■ Your instructions
All of the entries are to be returned word for word.

-----

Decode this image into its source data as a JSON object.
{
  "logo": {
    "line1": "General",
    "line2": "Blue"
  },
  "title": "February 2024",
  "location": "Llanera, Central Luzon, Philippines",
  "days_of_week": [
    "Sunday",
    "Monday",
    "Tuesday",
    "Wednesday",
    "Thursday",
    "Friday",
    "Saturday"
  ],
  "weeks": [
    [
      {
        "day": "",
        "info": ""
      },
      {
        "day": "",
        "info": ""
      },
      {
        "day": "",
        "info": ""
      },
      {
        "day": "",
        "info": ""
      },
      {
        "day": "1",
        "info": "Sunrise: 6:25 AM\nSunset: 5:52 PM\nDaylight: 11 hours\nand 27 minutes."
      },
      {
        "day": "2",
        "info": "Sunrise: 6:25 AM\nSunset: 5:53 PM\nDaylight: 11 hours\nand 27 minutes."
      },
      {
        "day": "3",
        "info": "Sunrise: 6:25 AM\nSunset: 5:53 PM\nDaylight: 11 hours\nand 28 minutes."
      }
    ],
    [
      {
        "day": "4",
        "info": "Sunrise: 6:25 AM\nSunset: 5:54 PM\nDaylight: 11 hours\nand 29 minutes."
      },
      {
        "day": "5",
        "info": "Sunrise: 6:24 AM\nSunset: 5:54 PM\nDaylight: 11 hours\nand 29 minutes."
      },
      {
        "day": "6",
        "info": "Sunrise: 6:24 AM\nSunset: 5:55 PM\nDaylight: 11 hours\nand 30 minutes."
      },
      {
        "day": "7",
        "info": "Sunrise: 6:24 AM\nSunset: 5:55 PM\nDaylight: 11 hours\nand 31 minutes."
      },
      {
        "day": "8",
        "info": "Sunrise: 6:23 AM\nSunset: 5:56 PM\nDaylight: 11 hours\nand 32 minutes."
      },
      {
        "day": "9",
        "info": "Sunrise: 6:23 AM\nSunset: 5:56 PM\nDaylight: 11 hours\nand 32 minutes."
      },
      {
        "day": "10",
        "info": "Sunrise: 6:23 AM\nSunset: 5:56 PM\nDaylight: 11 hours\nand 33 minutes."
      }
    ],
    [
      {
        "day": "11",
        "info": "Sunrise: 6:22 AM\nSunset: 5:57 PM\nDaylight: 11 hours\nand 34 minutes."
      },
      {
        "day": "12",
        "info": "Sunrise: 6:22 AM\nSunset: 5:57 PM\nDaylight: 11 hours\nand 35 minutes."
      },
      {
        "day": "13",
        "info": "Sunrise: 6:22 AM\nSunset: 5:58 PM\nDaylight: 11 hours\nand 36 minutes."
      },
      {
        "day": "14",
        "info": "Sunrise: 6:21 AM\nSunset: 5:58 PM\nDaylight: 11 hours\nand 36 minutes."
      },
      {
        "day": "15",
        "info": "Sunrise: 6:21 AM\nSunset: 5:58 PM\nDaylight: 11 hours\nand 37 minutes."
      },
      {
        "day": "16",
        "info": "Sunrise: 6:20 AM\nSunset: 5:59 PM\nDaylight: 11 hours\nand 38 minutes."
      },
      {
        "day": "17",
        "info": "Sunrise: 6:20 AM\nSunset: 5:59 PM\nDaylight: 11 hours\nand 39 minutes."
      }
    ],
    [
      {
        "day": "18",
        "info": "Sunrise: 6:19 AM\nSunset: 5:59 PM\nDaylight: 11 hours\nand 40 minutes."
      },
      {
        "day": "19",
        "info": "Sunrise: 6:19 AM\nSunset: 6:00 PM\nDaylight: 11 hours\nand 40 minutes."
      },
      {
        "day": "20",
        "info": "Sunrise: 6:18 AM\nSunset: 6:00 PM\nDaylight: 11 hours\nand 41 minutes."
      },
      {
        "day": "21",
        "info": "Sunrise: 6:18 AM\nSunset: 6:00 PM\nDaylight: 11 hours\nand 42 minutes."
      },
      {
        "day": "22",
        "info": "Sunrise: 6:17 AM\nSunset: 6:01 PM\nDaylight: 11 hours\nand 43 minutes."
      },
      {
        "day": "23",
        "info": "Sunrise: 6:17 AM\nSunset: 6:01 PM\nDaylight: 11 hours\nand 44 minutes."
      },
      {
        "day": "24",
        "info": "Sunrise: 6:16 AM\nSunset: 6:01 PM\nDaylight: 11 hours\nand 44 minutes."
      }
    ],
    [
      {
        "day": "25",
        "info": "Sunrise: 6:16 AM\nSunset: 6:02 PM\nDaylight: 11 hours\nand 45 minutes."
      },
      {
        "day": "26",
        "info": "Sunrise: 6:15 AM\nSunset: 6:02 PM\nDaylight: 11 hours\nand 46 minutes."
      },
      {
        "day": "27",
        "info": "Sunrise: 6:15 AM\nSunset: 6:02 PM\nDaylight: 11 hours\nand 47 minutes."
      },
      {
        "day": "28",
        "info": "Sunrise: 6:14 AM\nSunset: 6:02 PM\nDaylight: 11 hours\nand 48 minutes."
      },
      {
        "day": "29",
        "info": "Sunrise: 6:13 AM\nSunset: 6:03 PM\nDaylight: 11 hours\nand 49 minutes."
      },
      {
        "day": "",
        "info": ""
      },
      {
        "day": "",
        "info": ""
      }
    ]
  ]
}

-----

■ Task answer
Decode this image into its source data as a JSON object.
{
  "logo": {
    "line1": "General",
    "line2": "Blue"
  },
  "title": "February 2024",
  "location": "Llanera, Central Luzon, Philippines",
  "days_of_week": [
    "Sunday",
    "Monday",
    "Tuesday",
    "Wednesday",
    "Thursday",
    "Friday",
    "Saturday"
  ],
  "weeks": [
    [
      {
        "day": "",
        "info": ""
      },
      {
        "day": "",
        "info": ""
      },
      {
        "day": "",
        "info": ""
      },
      {
        "day": "",
        "info": ""
      },
      {
        "day": "1",
        "info": "Sunrise: 6:25 AM\nSunset: 5:52 PM\nDaylight: 11 hours\nand 27 minutes."
      },
      {
        "day": "2",
        "info": "Sunrise: 6:25 AM\nSunset: 5:53 PM\nDaylight: 11 hours\nand 27 minutes."
      },
      {
        "day": "3",
        "info": "Sunrise: 6:25 AM\nSunset: 5:53 PM\nDaylight: 11 hours\nand 28 minutes."
      }
    ],
    [
      {
        "day": "4",
        "info": "Sunrise: 6:25 AM\nSunset: 5:54 PM\nDaylight: 11 hours\nand 29 minutes."
      },
      {
        "day": "5",
        "info": "Sunrise: 6:24 AM\nSunset: 5:54 PM\nDaylight: 11 hours\nand 29 minutes."
      },
      {
        "day": "6",
        "info": "Sunrise: 6:24 AM\nSunset: 5:55 PM\nDaylight: 11 hours\nand 30 minutes."
      },
      {
        "day": "7",
        "info": "Sunrise: 6:24 AM\nSunset: 5:55 PM\nDaylight: 11 hours\nand 31 minutes."
      },
      {
        "day": "8",
        "info": "Sunrise: 6:23 AM\nSunset: 5:56 PM\nDaylight: 11 hours\nand 32 minutes."
      },
      {
        "day": "9",
        "info": "Sunrise: 6:23 AM\nSunset: 5:56 PM\nDaylight: 11 hours\nand 32 minutes."
      },
      {
        "day": "10",
        "info": "Sunrise: 6:23 AM\nSunset: 5:56 PM\nDaylight: 11 hours\nand 33 minutes."
      }
    ],
    [
      {
        "day": "11",
        "info": "Sunrise: 6:22 AM\nSunset: 5:57 PM\nDaylight: 11 hours\nand 34 minutes."
      },
      {
        "day": "12",
        "info": "Sunrise: 6:22 AM\nSunset: 5:57 PM\nDaylight: 11 hours\nand 35 minutes."
      },
      {
        "day": "13",
        "info": "Sunrise: 6:22 AM\nSunset: 5:58 PM\nDaylight: 11 hours\nand 36 minutes."
      },
      {
        "day": "14",
        "info": "Sunrise: 6:21 AM\nSunset: 5:58 PM\nDaylight: 11 hours\nand 36 minutes."
      },
      {
        "day": "15",
        "info": "Sunrise: 6:21 AM\nSunset: 5:58 PM\nDaylight: 11 hours\nand 37 minutes."
      },
      {
        "day": "16",
        "info": "Sunrise: 6:20 AM\nSunset: 5:59 PM\nDaylight: 11 hours\nand 38 minutes."
      },
      {
        "day": "17",
        "info": "Sunrise: 6:20 AM\nSunset: 5:59 PM\nDaylight: 11 hours\nand 39 minutes."
      }
    ],
    [
      {
        "day": "18",
        "info": "Sunrise: 6:19 AM\nSunset: 5:59 PM\nDaylight: 11 hours\nand 40 minutes."
      },
      {
        "day": "19",
        "info": "Sunrise: 6:19 AM\nSunset: 6:00 PM\nDaylight: 11 hours\nand 40 minutes."
      },
      {
        "day": "20",
        "info": "Sunrise: 6:18 AM\nSunset: 6:00 PM\nDaylight: 11 hours\nand 41 minutes."
      },
      {
        "day": "21",
        "info": "Sunrise: 6:18 AM\nSunset: 6:00 PM\nDaylight: 11 hours\nand 42 minutes."
      },
      {
        "day": "22",
        "info": "Sunrise: 6:17 AM\nSunset: 6:01 PM\nDaylight: 11 hours\nand 43 minutes."
      },
      {
        "day": "23",
        "info": "Sunrise: 6:17 AM\nSunset: 6:01 PM\nDaylight: 11 hours\nand 44 minutes."
      },
      {
        "day": "24",
        "info": "Sunrise: 6:16 AM\nSunset: 6:01 PM\nDaylight: 11 hours\nand 44 minutes."
      }
    ],
    [
      {
        "day": "25",
        "info": "Sunrise: 6:16 AM\nSunset: 6:02 PM\nDaylight: 11 hours\nand 45 minutes."
      },
      {
        "day": "26",
        "info": "Sunrise: 6:15 AM\nSunset: 6:02 PM\nDaylight: 11 hours\nand 46 minutes."
      },
      {
        "day": "27",
        "info": "Sunrise: 6:15 AM\nSunset: 6:02 PM\nDaylight: 11 hours\nand 47 minutes."
      },
      {
        "day": "28",
        "info": "Sunrise: 6:14 AM\nSunset: 6:02 PM\nDaylight: 11 hours\nand 48 minutes."
      },
      {
        "day": "29",
        "info": "Sunrise: 6:13 AM\nSunset: 6:03 PM\nDaylight: 11 hours\nand 49 minutes."
      },
      {
        "day": "",
        "info": ""
      },
      {
        "day": "",
        "info": ""
      }
    ]
  ]
}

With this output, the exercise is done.